Was it all a dream?
A scientific breakthrough allows researchers to communicate with lucid dreamers.
22 April 2021
By Mariusz Bogacki, Researcher and Science Communicator, Edinburgh
From Alice’s Adventures in Wonderland, through Freud’s psycho-analysis, to sci-fi blockbusters such as Inception – dreams have fascinated and inspired people for a long time. Yet, the meaning and purpose of this phenomenon remains mysterious, as scientific research is limited to brain wave scans supported by people’s patchy reconstructions of dreams. However, a recent milestone in dream studies promises a new way of analysing the illusive dream-states of the human mind by establishing direct communication with the dreamers.
Sweet dreams are made of this
Dreams are generally defined as a series of images, ideas, emotions, and sensations occurring involuntarily in the mind during certain stages of sleep. There are five common types of dreams: normal, day, lucid, false awakening, and nightmares. Each type differs in intensity, content, and people’s ability to remember it. Scientists are most interested in lucid dreaming as it is the most vivid and realistic. Moreover, some people are capable of training themselves in it. Lucid dreaming occurs when a person is aware, and even in control, of their dream while they are asleep. The phenomenon happens in a Rapid Eye Movement (REM) stage of sleep. It is the deepest stage of human sleep during which people dream the most and when the dreams are the most realistic. During REM sleep, a person’s eyes and eyelids flutter and breathing becomes irregular as the brain paralyzes the muscles in order to prevent the body from acting out dreams. It is this physical reaction that offers a potential for basic communication.

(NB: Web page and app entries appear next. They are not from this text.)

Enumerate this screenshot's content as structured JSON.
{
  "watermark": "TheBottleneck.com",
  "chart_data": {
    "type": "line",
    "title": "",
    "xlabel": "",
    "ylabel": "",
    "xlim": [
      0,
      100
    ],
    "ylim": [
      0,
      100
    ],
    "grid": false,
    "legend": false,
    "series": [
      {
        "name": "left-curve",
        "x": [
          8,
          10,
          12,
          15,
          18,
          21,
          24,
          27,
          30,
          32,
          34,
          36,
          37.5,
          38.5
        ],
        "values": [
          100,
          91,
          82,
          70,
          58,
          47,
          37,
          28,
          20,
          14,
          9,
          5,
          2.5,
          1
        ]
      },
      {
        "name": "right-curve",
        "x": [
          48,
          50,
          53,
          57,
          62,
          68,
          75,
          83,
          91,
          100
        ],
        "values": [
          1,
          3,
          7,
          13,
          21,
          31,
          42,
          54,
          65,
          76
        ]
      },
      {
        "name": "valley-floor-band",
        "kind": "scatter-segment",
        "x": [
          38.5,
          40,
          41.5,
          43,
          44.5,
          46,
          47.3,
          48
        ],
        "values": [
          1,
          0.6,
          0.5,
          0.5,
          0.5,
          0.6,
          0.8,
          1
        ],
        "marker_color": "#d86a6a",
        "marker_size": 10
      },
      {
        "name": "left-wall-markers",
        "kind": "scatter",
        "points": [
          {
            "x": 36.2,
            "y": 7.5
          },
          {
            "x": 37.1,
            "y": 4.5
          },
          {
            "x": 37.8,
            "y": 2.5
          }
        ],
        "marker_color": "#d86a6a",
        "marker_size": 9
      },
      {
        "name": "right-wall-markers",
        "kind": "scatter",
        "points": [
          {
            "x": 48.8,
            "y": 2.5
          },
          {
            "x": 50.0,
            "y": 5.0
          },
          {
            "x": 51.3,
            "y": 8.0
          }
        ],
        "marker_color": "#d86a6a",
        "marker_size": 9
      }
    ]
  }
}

Dream studies have been impeded by the reliance on brain scans and people’s interpretation of dreams. Recently, however, four independent experiments conducted by researchers in Germany, France, the Netherlands and the USA found a way of ‘communicating’ with people experiencing lucid dreaming. Each experiment involved people experienced in lucid dreaming and who had been trained by scientists to answer simple pre-arranged questions by eye movement or mouth twitches (e.g. left signals ‘yes’, right signals ‘no’). During their REM sleep, which was determined by analysing people’s brain waves, participants were able to answer the questions using their eyes and facial twitches. Some dreamers even remembered the questions as they reported a narrator-style voices coming from beyond their dreams. It is hoped that this method of interactive dreaming will usher a new sub-field of dream studies focused of investigating further the function and importance of dreaming.
Dream a little dream of me…
Today’s science knows surprisingly little about the purpose of dreaming. Theories vary from claiming that dreams are a form of memory consolidation, while others suppose that dreaming is a way of simulating future possibilities. Learning more about dreams will help unravel one of the most perplexing and misunderstood mysteries of the human mind. Interactive dreaming can be also used as a therapy for people suffering from nightmares and anxiety. Scientists are even considering the possibility of dream manipulation in order to test whether a person could consciously learn while asleep. Let’s just say that future research may offer possibilities we haven’t even dreamt of!